More than 200 miles beneath the western US lies a a vast reservoir of melting carbon the size of Mexico.
That’s the extraordinary conclusion of a new study involving the world’s largest array of seismic sensors.
Scientists now think the Earth’s upper mantle may contain 100 trillion metric tons of CO2, dwarfing annual emissions by a factor of 10,000.
“We might not think of the deep structure of the Earth as linked to climate change above us, but this discovery not only has implications for subterranean mapping but also for our future atmosphere,” said Dr Sash Hier-Majumder at Royal Holloway.
Releasing only 1% of this CO2 into the atmosphere would be the equivalent of burning 2.3 trillion barrels of oil.
“The existence of such deep reservoirs show how important is the role of deep Earth in the global carbon cycle,” Dr Hier-Majumder added.
But the carbon dioxide would only be release very gradually into the atmosphere through volcanic eruptions, the geologist said.
The reservoir of carbon formed as the tectonic plates of the Pacific Ocean were wedged underneath the western US. As CO2 and H2O dissolves within the carbon, it melts.
Dr Hier-Majumder used a vast network of 583 seismic sensors that measure the planet’s vibrations to map the Earth’s subsurface.
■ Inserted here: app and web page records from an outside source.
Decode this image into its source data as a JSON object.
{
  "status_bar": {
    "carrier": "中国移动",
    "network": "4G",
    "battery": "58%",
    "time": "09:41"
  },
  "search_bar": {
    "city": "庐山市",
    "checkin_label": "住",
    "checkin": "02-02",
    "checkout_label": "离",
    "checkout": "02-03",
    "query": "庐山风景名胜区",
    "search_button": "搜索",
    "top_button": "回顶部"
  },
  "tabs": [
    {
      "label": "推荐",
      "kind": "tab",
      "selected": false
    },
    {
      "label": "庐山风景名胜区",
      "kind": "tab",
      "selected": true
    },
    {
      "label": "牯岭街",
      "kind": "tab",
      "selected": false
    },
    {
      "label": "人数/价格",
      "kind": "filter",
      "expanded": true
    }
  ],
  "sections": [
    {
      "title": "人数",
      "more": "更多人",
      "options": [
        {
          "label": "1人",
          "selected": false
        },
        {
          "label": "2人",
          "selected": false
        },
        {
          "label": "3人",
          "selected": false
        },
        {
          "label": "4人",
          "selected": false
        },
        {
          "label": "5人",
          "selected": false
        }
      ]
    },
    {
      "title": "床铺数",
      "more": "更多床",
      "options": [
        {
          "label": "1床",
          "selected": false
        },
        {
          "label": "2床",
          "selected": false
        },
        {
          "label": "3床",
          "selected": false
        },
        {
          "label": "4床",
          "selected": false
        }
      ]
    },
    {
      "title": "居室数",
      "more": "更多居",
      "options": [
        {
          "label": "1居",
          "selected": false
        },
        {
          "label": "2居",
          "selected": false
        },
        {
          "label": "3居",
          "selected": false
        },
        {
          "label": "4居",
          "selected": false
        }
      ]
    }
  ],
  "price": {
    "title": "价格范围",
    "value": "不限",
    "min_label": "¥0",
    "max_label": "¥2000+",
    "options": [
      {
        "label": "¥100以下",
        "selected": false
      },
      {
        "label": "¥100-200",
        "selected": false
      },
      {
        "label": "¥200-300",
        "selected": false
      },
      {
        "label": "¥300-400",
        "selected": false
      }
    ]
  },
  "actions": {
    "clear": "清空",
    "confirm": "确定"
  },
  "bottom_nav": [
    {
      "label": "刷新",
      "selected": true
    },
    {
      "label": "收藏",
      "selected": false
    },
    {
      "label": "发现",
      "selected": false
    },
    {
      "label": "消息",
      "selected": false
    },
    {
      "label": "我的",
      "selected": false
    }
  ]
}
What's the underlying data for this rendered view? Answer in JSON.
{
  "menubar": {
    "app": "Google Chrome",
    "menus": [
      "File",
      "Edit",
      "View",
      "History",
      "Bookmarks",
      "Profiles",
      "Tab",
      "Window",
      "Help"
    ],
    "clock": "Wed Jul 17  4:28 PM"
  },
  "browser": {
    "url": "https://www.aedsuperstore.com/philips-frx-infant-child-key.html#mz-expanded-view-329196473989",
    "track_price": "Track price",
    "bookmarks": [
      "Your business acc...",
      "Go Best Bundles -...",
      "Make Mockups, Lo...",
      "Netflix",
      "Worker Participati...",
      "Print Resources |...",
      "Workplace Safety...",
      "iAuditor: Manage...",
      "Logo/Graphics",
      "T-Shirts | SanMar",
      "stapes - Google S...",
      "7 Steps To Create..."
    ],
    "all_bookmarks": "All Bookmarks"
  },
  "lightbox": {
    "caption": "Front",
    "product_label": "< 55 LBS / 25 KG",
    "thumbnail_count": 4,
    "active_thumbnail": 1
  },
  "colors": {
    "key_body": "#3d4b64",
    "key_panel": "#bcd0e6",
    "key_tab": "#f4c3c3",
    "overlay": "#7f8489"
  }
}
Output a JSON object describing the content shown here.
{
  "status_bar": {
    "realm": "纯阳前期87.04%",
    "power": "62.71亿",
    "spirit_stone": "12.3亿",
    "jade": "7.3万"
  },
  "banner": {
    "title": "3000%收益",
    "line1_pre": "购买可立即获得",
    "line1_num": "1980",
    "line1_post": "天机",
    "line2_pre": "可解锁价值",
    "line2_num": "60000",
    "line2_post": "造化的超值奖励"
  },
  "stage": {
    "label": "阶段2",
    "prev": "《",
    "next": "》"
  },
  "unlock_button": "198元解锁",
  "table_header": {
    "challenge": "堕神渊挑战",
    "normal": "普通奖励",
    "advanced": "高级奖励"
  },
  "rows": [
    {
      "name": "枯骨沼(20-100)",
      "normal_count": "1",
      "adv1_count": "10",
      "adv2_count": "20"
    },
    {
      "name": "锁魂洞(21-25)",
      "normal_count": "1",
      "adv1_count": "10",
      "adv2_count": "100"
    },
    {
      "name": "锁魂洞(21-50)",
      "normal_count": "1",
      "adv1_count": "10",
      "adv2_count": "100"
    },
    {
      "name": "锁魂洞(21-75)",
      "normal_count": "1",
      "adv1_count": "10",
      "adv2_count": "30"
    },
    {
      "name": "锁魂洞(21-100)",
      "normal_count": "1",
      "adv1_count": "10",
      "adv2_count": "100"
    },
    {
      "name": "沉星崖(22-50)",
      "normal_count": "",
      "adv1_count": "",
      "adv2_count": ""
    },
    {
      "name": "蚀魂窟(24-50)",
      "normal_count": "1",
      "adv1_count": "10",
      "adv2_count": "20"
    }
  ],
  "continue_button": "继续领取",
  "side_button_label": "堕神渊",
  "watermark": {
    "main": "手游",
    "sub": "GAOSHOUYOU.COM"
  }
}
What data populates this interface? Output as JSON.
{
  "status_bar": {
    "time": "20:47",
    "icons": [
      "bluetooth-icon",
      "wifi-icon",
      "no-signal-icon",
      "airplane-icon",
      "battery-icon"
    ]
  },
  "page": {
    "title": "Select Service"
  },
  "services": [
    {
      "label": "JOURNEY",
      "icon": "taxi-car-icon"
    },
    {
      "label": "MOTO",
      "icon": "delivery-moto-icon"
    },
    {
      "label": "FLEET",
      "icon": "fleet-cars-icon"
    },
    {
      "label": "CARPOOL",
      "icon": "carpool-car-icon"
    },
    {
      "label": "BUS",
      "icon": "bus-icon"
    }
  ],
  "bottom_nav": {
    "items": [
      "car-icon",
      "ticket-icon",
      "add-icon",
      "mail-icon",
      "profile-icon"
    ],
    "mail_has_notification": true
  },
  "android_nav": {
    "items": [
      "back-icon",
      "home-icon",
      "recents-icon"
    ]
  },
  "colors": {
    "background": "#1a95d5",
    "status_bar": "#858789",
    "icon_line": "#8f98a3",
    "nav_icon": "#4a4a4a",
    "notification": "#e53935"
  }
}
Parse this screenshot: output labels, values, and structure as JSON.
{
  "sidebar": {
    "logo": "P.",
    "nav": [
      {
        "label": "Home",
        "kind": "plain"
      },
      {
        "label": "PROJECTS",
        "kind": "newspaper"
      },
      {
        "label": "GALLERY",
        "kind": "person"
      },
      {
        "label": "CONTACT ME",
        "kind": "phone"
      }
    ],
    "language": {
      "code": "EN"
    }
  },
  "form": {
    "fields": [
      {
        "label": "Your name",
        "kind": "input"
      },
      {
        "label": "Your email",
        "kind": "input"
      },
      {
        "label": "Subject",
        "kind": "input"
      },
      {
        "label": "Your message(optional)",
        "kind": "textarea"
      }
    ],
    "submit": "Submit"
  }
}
In December, scientists discovered a river of molten iron as wide as the UK silently hurting towards Canada.
Fortunately, it’s 1,864 miles beneath the surface of the planet.